WHAT YOU ARE ASKED TO DO
I need each line of the entries below that includes the string "勾选需要".

RECORDS FOR THE EXERCISE

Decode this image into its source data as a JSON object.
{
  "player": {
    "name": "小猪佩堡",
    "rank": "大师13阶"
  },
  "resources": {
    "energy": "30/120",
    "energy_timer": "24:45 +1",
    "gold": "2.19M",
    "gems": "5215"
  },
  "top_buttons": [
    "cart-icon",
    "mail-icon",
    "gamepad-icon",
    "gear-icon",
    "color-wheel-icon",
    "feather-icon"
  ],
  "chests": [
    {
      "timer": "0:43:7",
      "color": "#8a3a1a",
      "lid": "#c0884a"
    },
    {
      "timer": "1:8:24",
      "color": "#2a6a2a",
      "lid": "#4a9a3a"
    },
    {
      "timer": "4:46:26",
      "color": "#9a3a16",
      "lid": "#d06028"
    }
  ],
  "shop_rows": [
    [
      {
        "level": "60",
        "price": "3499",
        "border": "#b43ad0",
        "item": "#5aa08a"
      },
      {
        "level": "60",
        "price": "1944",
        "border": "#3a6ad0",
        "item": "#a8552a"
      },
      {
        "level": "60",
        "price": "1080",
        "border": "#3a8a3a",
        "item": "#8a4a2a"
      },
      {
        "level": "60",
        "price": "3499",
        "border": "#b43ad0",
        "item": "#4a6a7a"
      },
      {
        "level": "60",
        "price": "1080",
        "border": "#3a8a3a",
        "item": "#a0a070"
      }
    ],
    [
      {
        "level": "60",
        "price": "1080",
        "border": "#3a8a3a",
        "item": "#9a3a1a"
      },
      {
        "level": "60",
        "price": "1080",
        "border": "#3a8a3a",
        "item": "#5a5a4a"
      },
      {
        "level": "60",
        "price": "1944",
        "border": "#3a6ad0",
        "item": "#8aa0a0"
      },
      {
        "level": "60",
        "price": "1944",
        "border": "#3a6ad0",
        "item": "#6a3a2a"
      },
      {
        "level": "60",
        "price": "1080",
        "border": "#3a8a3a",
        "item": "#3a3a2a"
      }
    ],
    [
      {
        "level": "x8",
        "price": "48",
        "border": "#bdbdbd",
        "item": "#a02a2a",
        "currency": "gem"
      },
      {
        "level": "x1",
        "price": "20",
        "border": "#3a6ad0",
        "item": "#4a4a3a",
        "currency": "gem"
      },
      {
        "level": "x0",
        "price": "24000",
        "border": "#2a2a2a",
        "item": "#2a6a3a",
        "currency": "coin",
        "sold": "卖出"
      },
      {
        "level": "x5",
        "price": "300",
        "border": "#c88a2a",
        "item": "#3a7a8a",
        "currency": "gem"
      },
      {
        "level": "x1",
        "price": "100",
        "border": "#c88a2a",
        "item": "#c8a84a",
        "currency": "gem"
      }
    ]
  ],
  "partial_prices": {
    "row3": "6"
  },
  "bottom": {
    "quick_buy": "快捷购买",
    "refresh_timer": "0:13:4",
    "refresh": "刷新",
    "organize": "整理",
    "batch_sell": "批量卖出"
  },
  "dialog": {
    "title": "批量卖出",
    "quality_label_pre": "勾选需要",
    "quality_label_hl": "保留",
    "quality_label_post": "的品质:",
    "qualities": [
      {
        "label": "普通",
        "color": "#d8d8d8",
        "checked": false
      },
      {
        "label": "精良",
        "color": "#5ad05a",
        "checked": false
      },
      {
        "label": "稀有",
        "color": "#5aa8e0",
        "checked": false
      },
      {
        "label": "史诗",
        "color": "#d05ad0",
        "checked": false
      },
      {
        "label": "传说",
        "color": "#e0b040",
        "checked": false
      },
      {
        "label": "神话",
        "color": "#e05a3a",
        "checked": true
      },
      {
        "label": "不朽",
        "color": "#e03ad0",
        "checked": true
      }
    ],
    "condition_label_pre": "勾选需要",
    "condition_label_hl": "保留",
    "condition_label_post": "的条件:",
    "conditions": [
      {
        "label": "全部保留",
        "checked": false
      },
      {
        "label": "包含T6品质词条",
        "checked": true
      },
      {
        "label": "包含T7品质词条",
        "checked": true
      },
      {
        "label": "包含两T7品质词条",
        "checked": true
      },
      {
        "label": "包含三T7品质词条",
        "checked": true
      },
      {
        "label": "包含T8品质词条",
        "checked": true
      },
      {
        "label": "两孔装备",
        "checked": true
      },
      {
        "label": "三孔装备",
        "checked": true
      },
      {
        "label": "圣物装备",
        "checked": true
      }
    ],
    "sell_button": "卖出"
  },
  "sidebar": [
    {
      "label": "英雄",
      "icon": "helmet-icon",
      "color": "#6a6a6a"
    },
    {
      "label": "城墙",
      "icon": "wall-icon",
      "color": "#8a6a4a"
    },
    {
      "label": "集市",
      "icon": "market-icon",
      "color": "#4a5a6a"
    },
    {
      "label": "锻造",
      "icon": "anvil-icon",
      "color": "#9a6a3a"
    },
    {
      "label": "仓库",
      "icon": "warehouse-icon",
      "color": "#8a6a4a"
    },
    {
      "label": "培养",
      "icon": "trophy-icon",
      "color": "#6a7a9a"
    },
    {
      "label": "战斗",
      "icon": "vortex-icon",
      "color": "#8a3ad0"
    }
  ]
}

ANSWER TO THE EXERCISE
    "quality_label_pre": "勾选需要",
    "condition_label_pre": "勾选需要",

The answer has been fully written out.